Exercise objective: Each entry below is to be copied verbatim.

Extracted entries:

------------------------------------------------------------------------

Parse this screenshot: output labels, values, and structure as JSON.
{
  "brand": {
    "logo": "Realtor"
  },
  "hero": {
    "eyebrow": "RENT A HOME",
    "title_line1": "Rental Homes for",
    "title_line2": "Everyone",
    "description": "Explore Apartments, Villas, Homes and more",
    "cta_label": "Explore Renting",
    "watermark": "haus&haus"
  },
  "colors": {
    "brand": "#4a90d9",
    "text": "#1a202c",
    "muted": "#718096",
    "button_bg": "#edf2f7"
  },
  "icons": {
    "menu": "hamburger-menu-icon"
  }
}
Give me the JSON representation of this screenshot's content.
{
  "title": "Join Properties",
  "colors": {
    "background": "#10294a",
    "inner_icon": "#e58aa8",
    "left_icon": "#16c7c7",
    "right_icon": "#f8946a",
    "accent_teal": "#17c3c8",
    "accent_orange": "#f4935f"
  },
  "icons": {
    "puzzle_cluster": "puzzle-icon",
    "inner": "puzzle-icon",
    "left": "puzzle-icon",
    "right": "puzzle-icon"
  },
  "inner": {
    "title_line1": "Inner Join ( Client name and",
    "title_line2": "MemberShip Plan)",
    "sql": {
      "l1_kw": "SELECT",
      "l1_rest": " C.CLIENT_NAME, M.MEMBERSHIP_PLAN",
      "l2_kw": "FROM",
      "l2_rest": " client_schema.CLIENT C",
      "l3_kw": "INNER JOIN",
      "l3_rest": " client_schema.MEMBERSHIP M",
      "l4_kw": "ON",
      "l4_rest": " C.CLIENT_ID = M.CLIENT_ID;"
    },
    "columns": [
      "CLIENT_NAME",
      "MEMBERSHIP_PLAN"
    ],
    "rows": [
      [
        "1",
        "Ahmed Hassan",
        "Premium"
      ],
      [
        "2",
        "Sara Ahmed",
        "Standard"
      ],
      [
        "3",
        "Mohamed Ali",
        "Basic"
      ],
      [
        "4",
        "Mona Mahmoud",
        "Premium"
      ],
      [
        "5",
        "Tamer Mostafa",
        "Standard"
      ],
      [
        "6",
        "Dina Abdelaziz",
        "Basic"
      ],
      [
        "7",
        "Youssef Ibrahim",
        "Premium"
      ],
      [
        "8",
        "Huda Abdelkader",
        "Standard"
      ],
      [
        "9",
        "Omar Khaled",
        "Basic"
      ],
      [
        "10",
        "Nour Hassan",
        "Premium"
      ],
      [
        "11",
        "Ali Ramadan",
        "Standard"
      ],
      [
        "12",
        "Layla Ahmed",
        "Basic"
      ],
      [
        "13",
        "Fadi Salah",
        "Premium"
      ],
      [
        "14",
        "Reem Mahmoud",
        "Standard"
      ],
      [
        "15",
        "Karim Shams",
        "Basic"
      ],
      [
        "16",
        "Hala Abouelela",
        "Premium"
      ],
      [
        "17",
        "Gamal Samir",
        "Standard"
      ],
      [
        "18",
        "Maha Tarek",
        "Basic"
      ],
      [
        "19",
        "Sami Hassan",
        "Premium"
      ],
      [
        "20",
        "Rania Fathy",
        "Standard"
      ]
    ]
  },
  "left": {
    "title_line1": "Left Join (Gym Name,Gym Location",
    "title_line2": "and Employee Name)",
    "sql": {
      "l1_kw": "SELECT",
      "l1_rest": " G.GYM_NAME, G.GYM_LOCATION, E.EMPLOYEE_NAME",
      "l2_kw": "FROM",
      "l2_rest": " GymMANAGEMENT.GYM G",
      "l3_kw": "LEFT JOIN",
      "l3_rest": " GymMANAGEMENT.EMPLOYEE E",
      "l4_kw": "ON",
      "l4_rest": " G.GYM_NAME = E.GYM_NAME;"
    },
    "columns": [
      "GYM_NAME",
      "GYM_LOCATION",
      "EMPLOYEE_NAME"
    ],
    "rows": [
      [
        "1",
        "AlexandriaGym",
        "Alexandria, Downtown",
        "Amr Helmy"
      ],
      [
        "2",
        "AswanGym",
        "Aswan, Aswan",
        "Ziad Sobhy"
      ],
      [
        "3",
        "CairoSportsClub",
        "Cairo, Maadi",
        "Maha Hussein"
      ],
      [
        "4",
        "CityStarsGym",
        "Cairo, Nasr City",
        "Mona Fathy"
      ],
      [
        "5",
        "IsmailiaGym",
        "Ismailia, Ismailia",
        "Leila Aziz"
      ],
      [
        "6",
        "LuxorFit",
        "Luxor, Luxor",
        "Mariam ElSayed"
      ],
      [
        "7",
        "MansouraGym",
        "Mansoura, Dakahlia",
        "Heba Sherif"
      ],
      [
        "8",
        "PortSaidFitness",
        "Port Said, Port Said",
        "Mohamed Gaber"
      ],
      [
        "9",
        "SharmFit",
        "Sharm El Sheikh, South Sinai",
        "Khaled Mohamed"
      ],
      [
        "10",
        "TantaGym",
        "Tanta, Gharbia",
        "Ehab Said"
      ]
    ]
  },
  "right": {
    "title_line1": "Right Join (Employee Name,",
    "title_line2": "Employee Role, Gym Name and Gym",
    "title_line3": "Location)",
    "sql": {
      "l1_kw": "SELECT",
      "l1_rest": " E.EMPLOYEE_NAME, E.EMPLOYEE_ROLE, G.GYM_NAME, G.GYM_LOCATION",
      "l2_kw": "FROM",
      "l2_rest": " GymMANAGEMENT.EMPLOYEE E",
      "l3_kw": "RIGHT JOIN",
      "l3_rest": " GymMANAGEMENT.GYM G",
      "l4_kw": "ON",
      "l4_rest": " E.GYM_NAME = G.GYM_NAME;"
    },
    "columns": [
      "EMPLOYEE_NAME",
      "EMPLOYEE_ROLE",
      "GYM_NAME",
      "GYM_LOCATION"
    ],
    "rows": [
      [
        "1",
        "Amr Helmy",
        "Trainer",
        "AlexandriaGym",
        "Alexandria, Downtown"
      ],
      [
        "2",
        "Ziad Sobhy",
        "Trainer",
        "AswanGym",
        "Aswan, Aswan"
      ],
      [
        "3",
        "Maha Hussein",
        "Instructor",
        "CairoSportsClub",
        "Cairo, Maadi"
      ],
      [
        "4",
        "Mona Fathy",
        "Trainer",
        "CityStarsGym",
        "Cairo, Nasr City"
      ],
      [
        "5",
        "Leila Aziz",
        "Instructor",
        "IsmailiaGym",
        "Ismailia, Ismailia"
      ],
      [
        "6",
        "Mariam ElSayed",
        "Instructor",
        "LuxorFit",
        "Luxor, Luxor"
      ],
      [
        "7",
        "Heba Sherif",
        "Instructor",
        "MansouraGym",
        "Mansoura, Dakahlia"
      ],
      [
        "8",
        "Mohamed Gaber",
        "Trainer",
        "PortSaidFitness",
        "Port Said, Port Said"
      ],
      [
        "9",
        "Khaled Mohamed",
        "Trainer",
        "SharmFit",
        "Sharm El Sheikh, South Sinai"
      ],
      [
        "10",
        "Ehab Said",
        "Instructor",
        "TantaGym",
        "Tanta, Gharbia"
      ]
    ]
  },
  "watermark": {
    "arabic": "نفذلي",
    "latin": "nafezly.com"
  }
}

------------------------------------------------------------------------

Answer below:
Parse this screenshot: output labels, values, and structure as JSON.
{
  "brand": {
    "logo": "Realtor"
  },
  "hero": {
    "eyebrow": "RENT A HOME",
    "title_line1": "Rental Homes for",
    "title_line2": "Everyone",
    "description": "Explore Apartments, Villas, Homes and more",
    "cta_label": "Explore Renting",
    "watermark": "haus&haus"
  },
  "colors": {
    "brand": "#4a90d9",
    "text": "#1a202c",
    "muted": "#718096",
    "button_bg": "#edf2f7"
  },
  "icons": {
    "menu": "hamburger-menu-icon"
  }
}
Give me the JSON representation of this screenshot's content.
{
  "title": "Join Properties",
  "colors": {
    "background": "#10294a",
    "inner_icon": "#e58aa8",
    "left_icon": "#16c7c7",
    "right_icon": "#f8946a",
    "accent_teal": "#17c3c8",
    "accent_orange": "#f4935f"
  },
  "icons": {
    "puzzle_cluster": "puzzle-icon",
    "inner": "puzzle-icon",
    "left": "puzzle-icon",
    "right": "puzzle-icon"
  },
  "inner": {
    "title_line1": "Inner Join ( Client name and",
    "title_line2": "MemberShip Plan)",
    "sql": {
      "l1_kw": "SELECT",
      "l1_rest": " C.CLIENT_NAME, M.MEMBERSHIP_PLAN",
      "l2_kw": "FROM",
      "l2_rest": " client_schema.CLIENT C",
      "l3_kw": "INNER JOIN",
      "l3_rest": " client_schema.MEMBERSHIP M",
      "l4_kw": "ON",
      "l4_rest": " C.CLIENT_ID = M.CLIENT_ID;"
    },
    "columns": [
      "CLIENT_NAME",
      "MEMBERSHIP_PLAN"
    ],
    "rows": [
      [
        "1",
        "Ahmed Hassan",
        "Premium"
      ],
      [
        "2",
        "Sara Ahmed",
        "Standard"
      ],
      [
        "3",
        "Mohamed Ali",
        "Basic"
      ],
      [
        "4",
        "Mona Mahmoud",
        "Premium"
      ],
      [
        "5",
        "Tamer Mostafa",
        "Standard"
      ],
      [
        "6",
        "Dina Abdelaziz",
        "Basic"
      ],
      [
        "7",
        "Youssef Ibrahim",
        "Premium"
      ],
      [
        "8",
        "Huda Abdelkader",
        "Standard"
      ],
      [
        "9",
        "Omar Khaled",
        "Basic"
      ],
      [
        "10",
        "Nour Hassan",
        "Premium"
      ],
      [
        "11",
        "Ali Ramadan",
        "Standard"
      ],
      [
        "12",
        "Layla Ahmed",
        "Basic"
      ],
      [
        "13",
        "Fadi Salah",
        "Premium"
      ],
      [
        "14",
        "Reem Mahmoud",
        "Standard"
      ],
      [
        "15",
        "Karim Shams",
        "Basic"
      ],
      [
        "16",
        "Hala Abouelela",
        "Premium"
      ],
      [
        "17",
        "Gamal Samir",
        "Standard"
      ],
      [
        "18",
        "Maha Tarek",
        "Basic"
      ],
      [
        "19",
        "Sami Hassan",
        "Premium"
      ],
      [
        "20",
        "Rania Fathy",
        "Standard"
      ]
    ]
  },
  "left": {
    "title_line1": "Left Join (Gym Name,Gym Location",
    "title_line2": "and Employee Name)",
    "sql": {
      "l1_kw": "SELECT",
      "l1_rest": " G.GYM_NAME, G.GYM_LOCATION, E.EMPLOYEE_NAME",
      "l2_kw": "FROM",
      "l2_rest": " GymMANAGEMENT.GYM G",
      "l3_kw": "LEFT JOIN",
      "l3_rest": " GymMANAGEMENT.EMPLOYEE E",
      "l4_kw": "ON",
      "l4_rest": " G.GYM_NAME = E.GYM_NAME;"
    },
    "columns": [
      "GYM_NAME",
      "GYM_LOCATION",
      "EMPLOYEE_NAME"
    ],
    "rows": [
      [
        "1",
        "AlexandriaGym",
        "Alexandria, Downtown",
        "Amr Helmy"
      ],
      [
        "2",
        "AswanGym",
        "Aswan, Aswan",
        "Ziad Sobhy"
      ],
      [
        "3",
        "CairoSportsClub",
        "Cairo, Maadi",
        "Maha Hussein"
      ],
      [
        "4",
        "CityStarsGym",
        "Cairo, Nasr City",
        "Mona Fathy"
      ],
      [
        "5",
        "IsmailiaGym",
        "Ismailia, Ismailia",
        "Leila Aziz"
      ],
      [
        "6",
        "LuxorFit",
        "Luxor, Luxor",
        "Mariam ElSayed"
      ],
      [
        "7",
        "MansouraGym",
        "Mansoura, Dakahlia",
        "Heba Sherif"
      ],
      [
        "8",
        "PortSaidFitness",
        "Port Said, Port Said",
        "Mohamed Gaber"
      ],
      [
        "9",
        "SharmFit",
        "Sharm El Sheikh, South Sinai",
        "Khaled Mohamed"
      ],
      [
        "10",
        "TantaGym",
        "Tanta, Gharbia",
        "Ehab Said"
      ]
    ]
  },
  "right": {
    "title_line1": "Right Join (Employee Name,",
    "title_line2": "Employee Role, Gym Name and Gym",
    "title_line3": "Location)",
    "sql": {
      "l1_kw": "SELECT",
      "l1_rest": " E.EMPLOYEE_NAME, E.EMPLOYEE_ROLE, G.GYM_NAME, G.GYM_LOCATION",
      "l2_kw": "FROM",
      "l2_rest": " GymMANAGEMENT.EMPLOYEE E",
      "l3_kw": "RIGHT JOIN",
      "l3_rest": " GymMANAGEMENT.GYM G",
      "l4_kw": "ON",
      "l4_rest": " E.GYM_NAME = G.GYM_NAME;"
    },
    "columns": [
      "EMPLOYEE_NAME",
      "EMPLOYEE_ROLE",
      "GYM_NAME",
      "GYM_LOCATION"
    ],
    "rows": [
      [
        "1",
        "Amr Helmy",
        "Trainer",
        "AlexandriaGym",
        "Alexandria, Downtown"
      ],
      [
        "2",
        "Ziad Sobhy",
        "Trainer",
        "AswanGym",
        "Aswan, Aswan"
      ],
      [
        "3",
        "Maha Hussein",
        "Instructor",
        "CairoSportsClub",
        "Cairo, Maadi"
      ],
      [
        "4",
        "Mona Fathy",
        "Trainer",
        "CityStarsGym",
        "Cairo, Nasr City"
      ],
      [
        "5",
        "Leila Aziz",
        "Instructor",
        "IsmailiaGym",
        "Ismailia, Ismailia"
      ],
      [
        "6",
        "Mariam ElSayed",
        "Instructor",
        "LuxorFit",
        "Luxor, Luxor"
      ],
      [
        "7",
        "Heba Sherif",
        "Instructor",
        "MansouraGym",
        "Mansoura, Dakahlia"
      ],
      [
        "8",
        "Mohamed Gaber",
        "Trainer",
        "PortSaidFitness",
        "Port Said, Port Said"
      ],
      [
        "9",
        "Khaled Mohamed",
        "Trainer",
        "SharmFit",
        "Sharm El Sheikh, South Sinai"
      ],
      [
        "10",
        "Ehab Said",
        "Instructor",
        "TantaGym",
        "Tanta, Gharbia"
      ]
    ]
  },
  "watermark": {
    "arabic": "نفذلي",
    "latin": "nafezly.com"
  }
}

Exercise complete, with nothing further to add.